Some organizations want to better understand the process that they use to take backups of their data and restore them in the event of an emergency. This is great, because the value of being able to do so cannot (and should not) be understated. A proper data backup and disaster recovery system could be all that stands between prosperity and failure.
Let’s consider a hypothetical disaster scenario. Your office is struck by a fire due to some sort of unforeseen circumstance. Maybe an outlet is overloaded and stray sparks start a small fire, which quickly evolves into a raging inferno. You evacuate your building, so all of your employees are safe and sound, but can the same be said for your technology? Even if the fire is quickly contained, if your networking equipment or server is damaged, you are looking at a major downtime event--especially if you don’t have data backup.
The same can be said for any sort of natural disaster. Floods, hurricanes, and lightning can all cause irreparable damage to your infrastructure, and unless you’re very careful with how you manage your data, you could lose everything that you’ve worked so hard to retain over the years. What is the best way to make sure that your organization survives not just ordinary circumstances, like hardware failure, but extraordinary ones like the aforementioned natural disasters?
The key is in your data backup and disaster recovery plan. Some small businesses might already have one put into place, but it’s likely that they aren’t up to par with the current needs of enterprise-level backup systems. Magnetic tape backup--the long-standing industry standard--has plenty of flaws which make it unappealing. For one, they can only be taken at the end of the day, or during a time when office is closed. The reason for this is that they are particularly resource-intensive, and taking them during the workday would have a negative effect on your ability to conduct business. Furthermore, since tape backups are only taken at the end of the day, you’ll be losing an entire day’s worth of data in the event of a disaster. Consumer-grade USB hard drives aren’t a good fit either, because they can easily be lost, stolen, or ignored, and your backup is only as good as its relevance.

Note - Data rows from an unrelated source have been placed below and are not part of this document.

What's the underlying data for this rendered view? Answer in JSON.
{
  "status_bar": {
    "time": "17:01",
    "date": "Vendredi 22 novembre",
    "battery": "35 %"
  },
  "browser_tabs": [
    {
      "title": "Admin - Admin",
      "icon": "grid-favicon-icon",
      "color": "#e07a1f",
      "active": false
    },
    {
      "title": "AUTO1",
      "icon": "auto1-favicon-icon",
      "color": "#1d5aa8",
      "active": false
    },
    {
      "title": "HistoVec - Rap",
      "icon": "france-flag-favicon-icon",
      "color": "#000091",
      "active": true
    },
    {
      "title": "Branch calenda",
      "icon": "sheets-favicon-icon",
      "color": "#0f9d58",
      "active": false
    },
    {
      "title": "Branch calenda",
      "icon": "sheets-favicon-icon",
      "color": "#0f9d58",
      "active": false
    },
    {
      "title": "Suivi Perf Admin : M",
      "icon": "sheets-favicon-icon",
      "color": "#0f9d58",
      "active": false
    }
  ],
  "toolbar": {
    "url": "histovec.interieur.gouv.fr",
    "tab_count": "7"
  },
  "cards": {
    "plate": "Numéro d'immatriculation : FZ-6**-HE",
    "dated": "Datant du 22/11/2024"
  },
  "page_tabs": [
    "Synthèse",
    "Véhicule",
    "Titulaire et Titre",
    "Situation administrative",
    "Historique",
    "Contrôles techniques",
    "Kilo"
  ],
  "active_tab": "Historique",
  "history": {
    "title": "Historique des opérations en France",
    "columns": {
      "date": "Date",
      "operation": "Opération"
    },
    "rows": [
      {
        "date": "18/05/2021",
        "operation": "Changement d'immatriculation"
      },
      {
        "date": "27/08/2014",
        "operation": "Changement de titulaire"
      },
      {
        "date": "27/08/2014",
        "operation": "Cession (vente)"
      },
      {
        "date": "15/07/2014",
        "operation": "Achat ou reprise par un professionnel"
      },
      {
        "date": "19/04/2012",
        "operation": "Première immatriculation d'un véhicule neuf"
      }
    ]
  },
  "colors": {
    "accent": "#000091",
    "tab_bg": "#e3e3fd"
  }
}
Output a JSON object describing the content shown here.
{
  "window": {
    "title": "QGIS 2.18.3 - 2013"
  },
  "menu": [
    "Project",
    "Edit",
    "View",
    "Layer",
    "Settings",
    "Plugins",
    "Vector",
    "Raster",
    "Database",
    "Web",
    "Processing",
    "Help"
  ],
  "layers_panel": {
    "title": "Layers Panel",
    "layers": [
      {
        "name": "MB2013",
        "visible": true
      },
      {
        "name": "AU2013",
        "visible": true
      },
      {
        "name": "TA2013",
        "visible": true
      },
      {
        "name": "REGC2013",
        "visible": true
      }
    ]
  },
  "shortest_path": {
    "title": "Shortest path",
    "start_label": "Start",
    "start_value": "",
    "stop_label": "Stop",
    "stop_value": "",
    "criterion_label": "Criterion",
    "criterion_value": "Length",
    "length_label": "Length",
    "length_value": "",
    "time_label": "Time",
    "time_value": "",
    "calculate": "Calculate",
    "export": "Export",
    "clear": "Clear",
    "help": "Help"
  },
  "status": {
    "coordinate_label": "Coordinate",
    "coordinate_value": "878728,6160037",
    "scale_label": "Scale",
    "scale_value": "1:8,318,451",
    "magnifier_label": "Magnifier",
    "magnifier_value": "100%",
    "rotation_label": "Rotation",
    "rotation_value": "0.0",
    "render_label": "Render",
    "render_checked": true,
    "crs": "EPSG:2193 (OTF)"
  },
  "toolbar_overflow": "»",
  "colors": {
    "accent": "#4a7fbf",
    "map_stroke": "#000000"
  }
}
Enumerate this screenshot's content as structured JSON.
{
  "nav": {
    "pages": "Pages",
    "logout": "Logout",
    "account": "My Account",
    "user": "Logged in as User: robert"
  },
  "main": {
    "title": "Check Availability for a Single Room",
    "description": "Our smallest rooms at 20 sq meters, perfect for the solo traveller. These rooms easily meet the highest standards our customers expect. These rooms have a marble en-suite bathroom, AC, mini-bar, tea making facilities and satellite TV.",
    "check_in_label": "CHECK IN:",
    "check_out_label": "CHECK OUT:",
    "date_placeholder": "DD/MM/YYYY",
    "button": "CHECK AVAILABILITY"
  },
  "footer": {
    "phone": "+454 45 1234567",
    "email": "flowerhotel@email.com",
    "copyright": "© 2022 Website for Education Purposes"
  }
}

That’s not even mentioning what would happen if you stored your tape backups on-site. A fire isn’t discriminatory in regards to what it destroys. It will devour both employee workstations and tape backups alike if given the opportunity. Furthermore, a hacking attack on your infrastructure could render any digitally-stored backups useless due to corruption or theft. Therefore, the most logical way to handle this issue is to simply store your data backups off-site. But how can you rapidly restore your backups following a disaster if they are nowhere near your site of operations?
A solution that puts an end to all of these woes is a cloud-based backup and disaster recovery (BDR) solution from The Connection, Inc. BDR takes smaller backups as often as every 15 minutes to ensure that data loss is minimal, and it accomplishes this by taking backups of only files that have changed since the last backup was taken. This puts less strain on your infrastructure and protects your business’ continuity. Furthermore, you eliminate the risk of user error, since BDR takes these backups automatically without the need for someone to set the tape at the end of the day. Last but not least, your BDR stores your backups in secure, offsite data centers, as well as in the cloud, so that you can rapidly recover in the event of a disaster. Plus, since the BDR device itself can replicate your server, you don’t have to worry about replacement hardware as quickly, meaning that you can get right back to work with minimal downtime. It’s just one way that enterprise-level technology solutions can help your small or medium-sized business thrive.
To get started with BDR today, reach out to The Connection, Inc at (732) 291-5938.